** Opening LISTED ENTRIES block **

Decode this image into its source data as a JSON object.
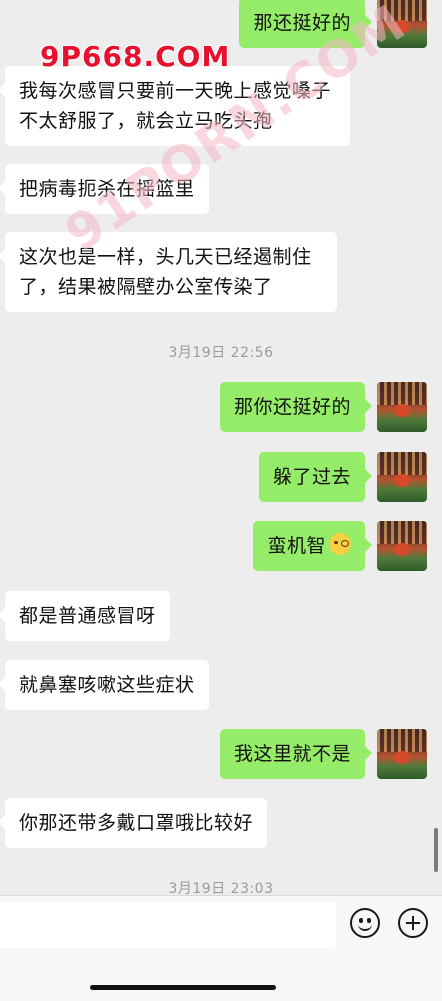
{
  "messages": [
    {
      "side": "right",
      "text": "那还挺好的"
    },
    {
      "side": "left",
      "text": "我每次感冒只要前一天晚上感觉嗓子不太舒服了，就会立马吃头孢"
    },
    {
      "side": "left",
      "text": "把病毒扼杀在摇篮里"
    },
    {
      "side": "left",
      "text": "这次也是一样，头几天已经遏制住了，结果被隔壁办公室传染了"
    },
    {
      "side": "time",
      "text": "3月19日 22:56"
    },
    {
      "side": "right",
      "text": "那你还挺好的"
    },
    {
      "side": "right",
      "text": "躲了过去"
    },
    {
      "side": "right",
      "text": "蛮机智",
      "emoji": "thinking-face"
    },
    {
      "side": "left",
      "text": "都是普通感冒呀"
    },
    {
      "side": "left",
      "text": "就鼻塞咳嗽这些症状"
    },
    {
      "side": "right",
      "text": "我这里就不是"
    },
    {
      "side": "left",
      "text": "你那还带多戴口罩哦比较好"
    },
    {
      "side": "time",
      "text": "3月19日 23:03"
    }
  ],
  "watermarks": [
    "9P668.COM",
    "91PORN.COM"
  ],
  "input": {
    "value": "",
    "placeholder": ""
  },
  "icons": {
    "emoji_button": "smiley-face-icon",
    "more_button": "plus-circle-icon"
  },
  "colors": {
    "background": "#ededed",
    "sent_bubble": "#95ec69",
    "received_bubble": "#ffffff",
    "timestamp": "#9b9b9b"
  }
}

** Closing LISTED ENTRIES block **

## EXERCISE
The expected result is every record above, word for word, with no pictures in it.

## TASK OUTPUT
Decode this image into its source data as a JSON object.
{
  "messages": [
    {
      "side": "right",
      "text": "那还挺好的"
    },
    {
      "side": "left",
      "text": "我每次感冒只要前一天晚上感觉嗓子不太舒服了，就会立马吃头孢"
    },
    {
      "side": "left",
      "text": "把病毒扼杀在摇篮里"
    },
    {
      "side": "left",
      "text": "这次也是一样，头几天已经遏制住了，结果被隔壁办公室传染了"
    },
    {
      "side": "time",
      "text": "3月19日 22:56"
    },
    {
      "side": "right",
      "text": "那你还挺好的"
    },
    {
      "side": "right",
      "text": "躲了过去"
    },
    {
      "side": "right",
      "text": "蛮机智",
      "emoji": "thinking-face"
    },
    {
      "side": "left",
      "text": "都是普通感冒呀"
    },
    {
      "side": "left",
      "text": "就鼻塞咳嗽这些症状"
    },
    {
      "side": "right",
      "text": "我这里就不是"
    },
    {
      "side": "left",
      "text": "你那还带多戴口罩哦比较好"
    },
    {
      "side": "time",
      "text": "3月19日 23:03"
    }
  ],
  "watermarks": [
    "9P668.COM",
    "91PORN.COM"
  ],
  "input": {
    "value": "",
    "placeholder": ""
  },
  "icons": {
    "emoji_button": "smiley-face-icon",
    "more_button": "plus-circle-icon"
  },
  "colors": {
    "background": "#ededed",
    "sent_bubble": "#95ec69",
    "received_bubble": "#ffffff",
    "timestamp": "#9b9b9b"
  }
}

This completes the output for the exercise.